SC: UPSC Marks can’t be Disclosed Mechanically under RTI


February 23, 2018

Case name: Union Public Service Commission Etc. v. Angesh Kumar & ors.


Date of Judgment: February 20, 2018

In the case, the respondents who were unsuccessful candidates in the Civil Services (Preliminary) Examination, 2010 have approached the High Court for a direction to the Union Public Service Commission (UPSC) to disclose the details of marks (raw and scaled) awarded to them in the Civil Services (Prelims) Examination 2010. The information in the form of cut-off marks for every subject, scaling methodology, model answers and complete result of all candidates were also sought. Learned Single Judge in the case had directed that the information sought be provided within fifteen days and the said view was also affirmed by the Division Bench of the High Court.

UPSC in the case has argued that the High Court has not correctly appreciated the scheme of the Right to Information Act, 2005 (the Act) and the binding decisions of this Court. It was inter alia contended that though Sections 3 and 6 of the Act confer right to information (apart from statutory obligation to provide specified information under Section 4), Sections 8, 9 and 11 provide for exemption from giving of information as stipulated therein.

Where information is likely to conflict with other public interest, including efficient operation of the Government, optimum use of fiscal resources and preservation of confidentiality of some sensitive information, exclusion of right or information can be applied in a given fact situation.

Bench’s Verdict

The Two-Judge Bench of the Supreme Court allowed the appeal and made following observations in the case:

  1. That weighing the need for transparency and accountability on the one hand and requirement of optimum use of fiscal resources and confidentiality of sensitive information on the other, information sought with regard to marks in Civil Services Exam cannot be directed to be furnished mechanically.
  2. That furnishing raw marks will cause problems which would not be in public interest. However, if a case is made out where the Court finds that public interest requires furnishing of information, the Court is certainly entitled to so require in a given fact situation.
  • That if rules or practice so require, certainly such rule or practice can be enforced.

Other important cases on the issue which were referred by the Bench are as under:

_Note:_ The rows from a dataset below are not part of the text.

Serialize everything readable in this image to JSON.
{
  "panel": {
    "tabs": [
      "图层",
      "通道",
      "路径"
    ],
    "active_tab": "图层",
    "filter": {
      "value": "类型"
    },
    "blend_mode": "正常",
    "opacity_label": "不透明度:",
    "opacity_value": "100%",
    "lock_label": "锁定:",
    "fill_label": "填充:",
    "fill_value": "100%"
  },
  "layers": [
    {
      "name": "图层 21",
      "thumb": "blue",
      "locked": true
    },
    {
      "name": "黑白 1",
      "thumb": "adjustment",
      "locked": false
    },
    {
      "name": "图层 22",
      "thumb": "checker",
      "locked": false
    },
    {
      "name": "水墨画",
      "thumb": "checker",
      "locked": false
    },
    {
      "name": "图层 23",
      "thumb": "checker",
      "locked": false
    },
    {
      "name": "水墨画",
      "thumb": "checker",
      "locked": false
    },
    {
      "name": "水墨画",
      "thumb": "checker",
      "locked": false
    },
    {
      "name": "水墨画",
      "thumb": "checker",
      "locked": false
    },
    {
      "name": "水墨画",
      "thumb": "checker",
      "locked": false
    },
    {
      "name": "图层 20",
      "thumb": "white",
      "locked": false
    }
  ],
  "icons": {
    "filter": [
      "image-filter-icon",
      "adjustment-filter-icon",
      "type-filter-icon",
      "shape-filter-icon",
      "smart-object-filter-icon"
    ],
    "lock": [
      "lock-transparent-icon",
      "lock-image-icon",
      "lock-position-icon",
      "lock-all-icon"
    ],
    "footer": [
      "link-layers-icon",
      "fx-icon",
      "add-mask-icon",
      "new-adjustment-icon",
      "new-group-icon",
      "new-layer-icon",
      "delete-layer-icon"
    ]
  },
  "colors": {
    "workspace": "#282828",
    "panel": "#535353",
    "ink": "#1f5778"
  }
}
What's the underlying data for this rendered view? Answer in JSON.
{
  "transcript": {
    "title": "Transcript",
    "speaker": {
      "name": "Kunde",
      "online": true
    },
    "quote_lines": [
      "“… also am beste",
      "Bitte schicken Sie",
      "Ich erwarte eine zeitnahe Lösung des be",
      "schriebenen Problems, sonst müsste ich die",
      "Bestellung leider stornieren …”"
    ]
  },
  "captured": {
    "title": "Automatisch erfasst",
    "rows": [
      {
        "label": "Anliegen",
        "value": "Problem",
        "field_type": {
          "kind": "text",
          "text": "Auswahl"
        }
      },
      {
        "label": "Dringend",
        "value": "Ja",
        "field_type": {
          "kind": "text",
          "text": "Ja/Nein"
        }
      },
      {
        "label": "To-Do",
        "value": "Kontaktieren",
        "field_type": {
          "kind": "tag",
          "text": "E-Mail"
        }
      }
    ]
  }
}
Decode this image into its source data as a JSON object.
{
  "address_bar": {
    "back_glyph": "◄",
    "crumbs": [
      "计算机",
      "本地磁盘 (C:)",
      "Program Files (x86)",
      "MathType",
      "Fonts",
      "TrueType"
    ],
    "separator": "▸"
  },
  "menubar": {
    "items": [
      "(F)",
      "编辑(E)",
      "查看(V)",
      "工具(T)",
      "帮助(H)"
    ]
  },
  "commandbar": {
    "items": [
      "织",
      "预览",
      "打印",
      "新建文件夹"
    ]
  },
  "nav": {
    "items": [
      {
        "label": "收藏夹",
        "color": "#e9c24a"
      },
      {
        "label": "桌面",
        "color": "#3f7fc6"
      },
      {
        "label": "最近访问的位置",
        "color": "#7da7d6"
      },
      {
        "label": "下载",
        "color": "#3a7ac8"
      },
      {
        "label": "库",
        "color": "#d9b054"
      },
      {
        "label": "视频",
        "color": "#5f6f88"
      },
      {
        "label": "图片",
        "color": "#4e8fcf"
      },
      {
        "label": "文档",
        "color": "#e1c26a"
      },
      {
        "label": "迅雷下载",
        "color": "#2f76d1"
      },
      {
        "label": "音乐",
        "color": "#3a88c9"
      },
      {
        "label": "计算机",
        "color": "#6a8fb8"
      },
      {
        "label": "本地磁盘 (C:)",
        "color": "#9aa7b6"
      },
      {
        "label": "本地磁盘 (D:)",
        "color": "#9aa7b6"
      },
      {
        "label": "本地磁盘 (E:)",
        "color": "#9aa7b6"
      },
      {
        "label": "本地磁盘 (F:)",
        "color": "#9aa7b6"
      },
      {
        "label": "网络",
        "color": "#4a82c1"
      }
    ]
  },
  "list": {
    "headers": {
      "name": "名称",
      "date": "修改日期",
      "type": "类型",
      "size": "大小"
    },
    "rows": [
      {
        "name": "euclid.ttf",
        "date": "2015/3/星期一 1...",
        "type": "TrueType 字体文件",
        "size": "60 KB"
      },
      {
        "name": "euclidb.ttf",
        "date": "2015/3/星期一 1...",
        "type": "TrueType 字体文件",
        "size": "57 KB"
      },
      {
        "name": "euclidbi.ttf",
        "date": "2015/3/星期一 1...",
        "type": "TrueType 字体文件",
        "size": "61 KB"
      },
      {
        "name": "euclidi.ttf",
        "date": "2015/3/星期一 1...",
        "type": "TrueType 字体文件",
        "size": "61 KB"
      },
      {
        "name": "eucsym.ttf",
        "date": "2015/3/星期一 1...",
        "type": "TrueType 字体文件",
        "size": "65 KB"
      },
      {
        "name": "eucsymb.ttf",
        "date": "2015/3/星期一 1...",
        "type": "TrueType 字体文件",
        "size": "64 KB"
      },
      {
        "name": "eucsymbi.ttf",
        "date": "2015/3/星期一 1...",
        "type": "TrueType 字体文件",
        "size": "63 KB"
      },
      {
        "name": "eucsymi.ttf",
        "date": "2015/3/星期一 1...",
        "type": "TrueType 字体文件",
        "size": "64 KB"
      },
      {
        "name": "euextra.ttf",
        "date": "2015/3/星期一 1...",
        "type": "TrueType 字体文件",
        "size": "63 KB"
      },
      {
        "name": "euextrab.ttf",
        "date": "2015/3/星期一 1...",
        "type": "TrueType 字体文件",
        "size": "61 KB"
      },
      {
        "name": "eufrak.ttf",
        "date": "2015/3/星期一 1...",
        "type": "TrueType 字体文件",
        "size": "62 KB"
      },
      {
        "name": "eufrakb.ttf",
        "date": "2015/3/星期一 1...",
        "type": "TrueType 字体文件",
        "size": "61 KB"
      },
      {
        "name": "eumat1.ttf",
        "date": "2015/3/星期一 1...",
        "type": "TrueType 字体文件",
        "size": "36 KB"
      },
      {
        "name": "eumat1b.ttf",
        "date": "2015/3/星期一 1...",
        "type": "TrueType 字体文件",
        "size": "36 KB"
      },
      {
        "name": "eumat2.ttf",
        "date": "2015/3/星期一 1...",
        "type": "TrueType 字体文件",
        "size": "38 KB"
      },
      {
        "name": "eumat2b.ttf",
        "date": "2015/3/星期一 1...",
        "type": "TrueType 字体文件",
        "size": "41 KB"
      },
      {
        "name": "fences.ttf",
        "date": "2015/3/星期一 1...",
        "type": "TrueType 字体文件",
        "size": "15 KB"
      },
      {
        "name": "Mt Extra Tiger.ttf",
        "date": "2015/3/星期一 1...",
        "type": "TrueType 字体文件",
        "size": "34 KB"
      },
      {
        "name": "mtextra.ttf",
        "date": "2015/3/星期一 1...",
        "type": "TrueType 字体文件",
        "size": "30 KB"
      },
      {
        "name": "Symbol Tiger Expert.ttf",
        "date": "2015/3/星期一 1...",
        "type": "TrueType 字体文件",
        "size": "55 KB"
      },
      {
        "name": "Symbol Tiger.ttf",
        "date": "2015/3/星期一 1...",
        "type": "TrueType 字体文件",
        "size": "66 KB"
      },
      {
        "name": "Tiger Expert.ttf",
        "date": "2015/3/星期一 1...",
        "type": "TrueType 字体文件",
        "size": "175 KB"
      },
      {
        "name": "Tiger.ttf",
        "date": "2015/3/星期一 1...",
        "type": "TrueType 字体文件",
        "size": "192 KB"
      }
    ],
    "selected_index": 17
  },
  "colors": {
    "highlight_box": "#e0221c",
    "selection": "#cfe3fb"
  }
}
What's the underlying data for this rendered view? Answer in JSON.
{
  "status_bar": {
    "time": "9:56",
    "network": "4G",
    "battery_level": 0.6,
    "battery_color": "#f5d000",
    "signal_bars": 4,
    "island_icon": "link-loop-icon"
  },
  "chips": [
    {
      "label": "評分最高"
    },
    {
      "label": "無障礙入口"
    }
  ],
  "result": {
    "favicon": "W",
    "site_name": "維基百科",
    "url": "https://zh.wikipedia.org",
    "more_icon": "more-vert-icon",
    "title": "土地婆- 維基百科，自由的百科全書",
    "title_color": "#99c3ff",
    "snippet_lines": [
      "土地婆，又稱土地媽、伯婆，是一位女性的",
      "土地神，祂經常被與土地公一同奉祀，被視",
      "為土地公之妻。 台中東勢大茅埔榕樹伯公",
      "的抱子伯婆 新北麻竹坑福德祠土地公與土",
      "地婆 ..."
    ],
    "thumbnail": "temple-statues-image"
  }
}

Central Board of Secondary Education and Anr. v. Aditya Bandopadhyay and Ors.[1]– When trying to ensure that the right to information does not conflict with several other public interests (which includes efficient operations of the Governments, preservation of confidentiality of sensitive information, optimum use of limited fiscal resources, etc.), it is difficult to visualise and enumerate all types of information which require to be exempted from disclosure in public interest.

It was also observed in the aforesaid judgment that indiscriminate and impractical demands or directions under the RTI Act for disclosure of all and sundry information (unrelated to transparency and accountability in the functioning of public authorities and eradication of corruption) would be counterproductive as it will adversely affect the efficiency of the administration and result in the executive getting bogged down with the non-productive work of collecting and furnishing information.

Prashant Ramesh Chakkarwar v. UPSC[2]This case enumerated the problems in showing evaluated answer books to candidates which inter alia included disclosing answer books would reveal intermediate stages too, including the so-called ‘raw marks’ which would have negative implications for the integrity of the examination system.

The entire case can be accessed here.

[1] (2011) 8 SCC 497


[2] (2013) 12 SCC 489